- Check to see if you can talk to HR in confidence. Seek their confidential assistance to advise you about how to address the situation. Your company may have a formal complaint process. HR staff may know this bad boss and recommend ways to respond to him effectively. The heads-up may elicit some manager coaching by the HR staff. But, if your name is connected to the situation, a bad boss will retaliate. You can count on it.
- If you belong to a union or work for the government, go to your representative first. Contractual rules and obligations may exist that you need to follow for best results. The union representative may even be willing to intervene.
- Document everything. Document each incident of the boss’s bad behavior with the dates and the names of witnesses. Bully bosses don’t always have multiple targets; you may be in the situation alone if the boss has taken a dislike to just you, for whatever reason. (If this is the case, you need to determine why you are the target of his worst behavior.)
- In addition to documentation, make a list of the issues employees have with the boss to go along with it—a condensed version that succinctly identifies each behavior. And, if you can, ask other employees to sign it; they may not. People are afraid of losing their jobs; they may not experience the situation as intensely as you do, and they may want to avoid conflict.
- Develop a safe path to your boss’s manager. If you have developed a working relationship with your boss’s boss, he is more likely to take your complaints seriously. With a bully boss, you must develop this relationship with care or it will become another point in your boss’s bullying. If the first time you speak to your boss’s manager is to file a complaint, you have less credibility.
- Actively, seek witnesses. Following each outburst, note who saw the scene. Turn to these coworkers to build alliances. Ask your coworkers to document their experience with the bad boss, too. You will find safety in numbers and the more employees adding their voice to the complaints, the harder it is for senior managers to ignore or deny the problem.
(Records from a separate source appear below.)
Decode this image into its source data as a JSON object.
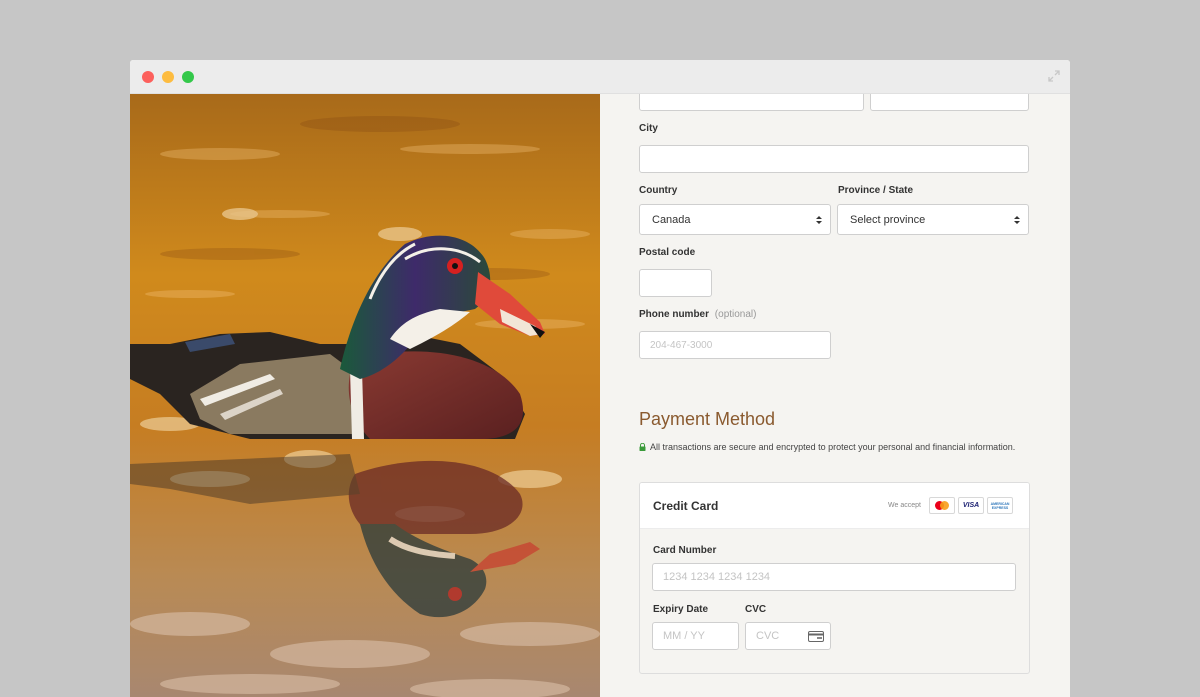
{
  "form": {
    "city_label": "City",
    "city_value": "",
    "country_label": "Country",
    "country_value": "Canada",
    "province_label": "Province / State",
    "province_value": "Select province",
    "postal_label": "Postal code",
    "postal_value": "",
    "phone_label": "Phone number",
    "phone_optional": "(optional)",
    "phone_placeholder": "204-467-3000"
  },
  "payment": {
    "title": "Payment Method",
    "secure_note": "All transactions are secure and encrypted to protect your personal and financial information.",
    "card_title": "Credit Card",
    "we_accept": "We accept",
    "brands": [
      "mastercard-icon",
      "visa-icon",
      "amex-icon"
    ],
    "visa_text": "VISA",
    "amex_text": "AMERICAN EXPRESS",
    "card_number_label": "Card Number",
    "card_number_placeholder": "1234 1234 1234 1234",
    "expiry_label": "Expiry Date",
    "expiry_placeholder": "MM / YY",
    "cvc_label": "CVC",
    "cvc_placeholder": "CVC"
  },
  "colors": {
    "accent": "#8a5a2f",
    "window_red": "#fc605c",
    "window_yellow": "#fdbc40",
    "window_green": "#34c84a"
  }
}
- An employee who attempts to remove a bad boss, no matter how bad the boss, may lose his or her job. So, be prepared to lose your job, if your boss turns it around and you lose the battle. Even if you are 100 percent right, you still may end up losing. Your company may back your boss. Your organization had reasons to assign your boss to his management role. Perhaps he has skills and produces the results that the company needs. If you are his sole target, it is easier to remove you. By the time the organization realizes that he always has a target, you will be long gone.
- Preparation is the key if you attempt to have a bad boss fired. You really need your ducks in a row to get a bad boss fired. Documentation of incidences, statements from witnesses, and the names of coworkers who have also been bullied and are willing to speak up are critical. So, think of your chances of succeeding. Your best route may be to secretly job search, so you can quit on your schedule and on your terms, rather than battling a hopeless situation.
Whether you can successfully fire your boss depends on who and what your organization values and why. It depends on the culture your organization has developed and how it values employees. Additional variables include what you and your boss bring to the table. Right or wrong, he or she is, after all, the boss for reasons, and is probably in a stronger position than you are.
Employers have fired the boss when employees made known to senior managers the extent of the problem, the treatment, and the damage. But, realistically, your company has to care about employees, and desire to create a particular environment for employees, to take action quickly to resolve the bad boss problem.
In most cases, even if the company believes you and takes action, the company will have a disciplinary policy and process that they must follow to remove the bad boss.
So, the process will take time and you will experience harassment and retaliation unless your senior managers and HR have put the manager on notice that they will tolerate neither.